“There were some other treatments every other day, such as a vaginal steam, body scrub and acupuncture, as well as a calming herbal paste applied to the forehead to ease the baby blues and refresh a tired mind and eyes. There was also abdominal wrapping for the hips – intended to help close the cervix and help protect a new mother from bacteria and infection, as well as to support a weakened core.

“Having experienced the Malay postnatal confinement care I can say it’s nothing short of extraordinary. The body treatments alone felt amazing after going through pregnancy and childbirth. The postnatal meals that Rohani made for me were warming and delicious, while the ingredients felt healing and nourishing.

“Rohani also used her time to care for my baby, including bathing, massage and wrapping of her tummy to reduce the risk of colic.

“After all of this postnatal care I feel wonderful and have good energy levels.
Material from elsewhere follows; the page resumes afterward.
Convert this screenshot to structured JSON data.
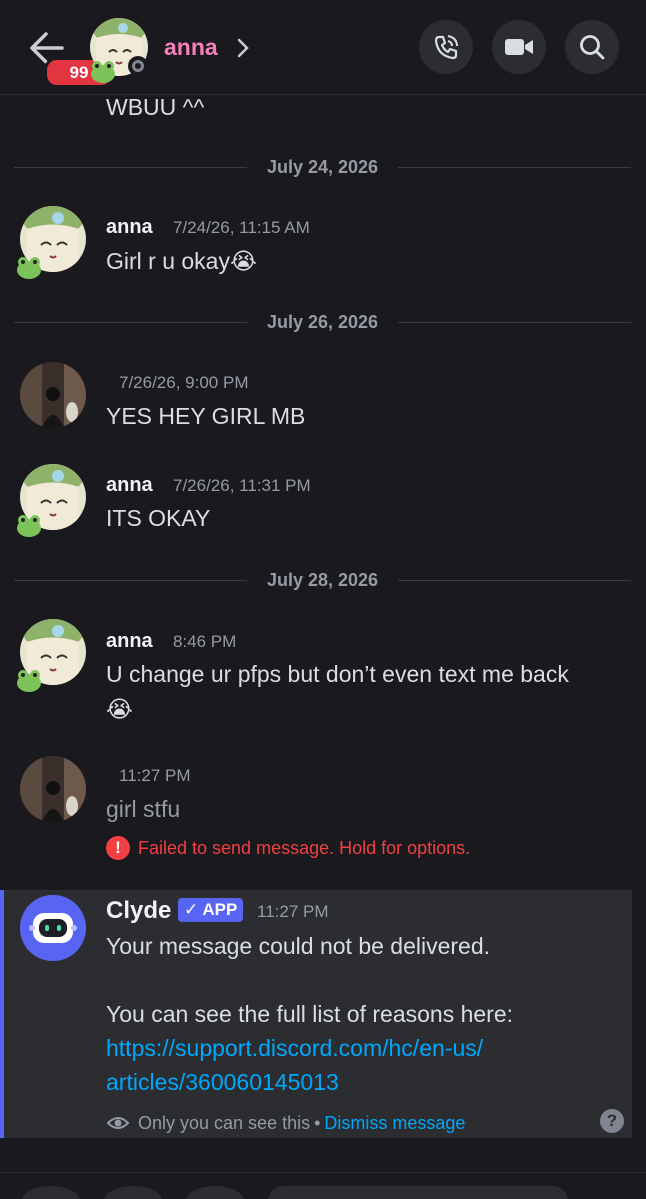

My physical healing and hormonal re-balancing has been very good and happened in such a short time, and my milk supply has been consistent and I nurse my daughter without complication. I’d definitely recommend it!” 

Read more: Childbirth: 6 essential nutrients to prepare your body for labour

Alisha’s daily menu 

Pre-digestive: Cup of chicken broth
Breakfast: Postnatal Porridge
Snack: Lactation Balls / Mejool Dates
Lunch: Chicken Rice Soup and Vegetables
Beverage: Red Dates Tea/ Ginger Tea
Snack: Guacamole / Panjiri 
Dinner: Baked Salmon with Honey, Ginger and Coriander with Basmati rice
Treat: Nepali Postnatal Pudding

The cost of hiring a therapist like Alisha did varies depending on the package you take, starting from Dh250 a day for a minimum of 14 days. Hiring a therapist for six weeks of body treatments, abdominal massage and wrapping of the core, baby care and meal preparation, starts from Dh11,000. See Themommyplan.com or contact valerie@themommyplan.com 

Read more: 

How UAE life could be making your hair loss worse - and how to fix it 

How to support your wife after she's just had a baby 

The new childbirth trend mums are loving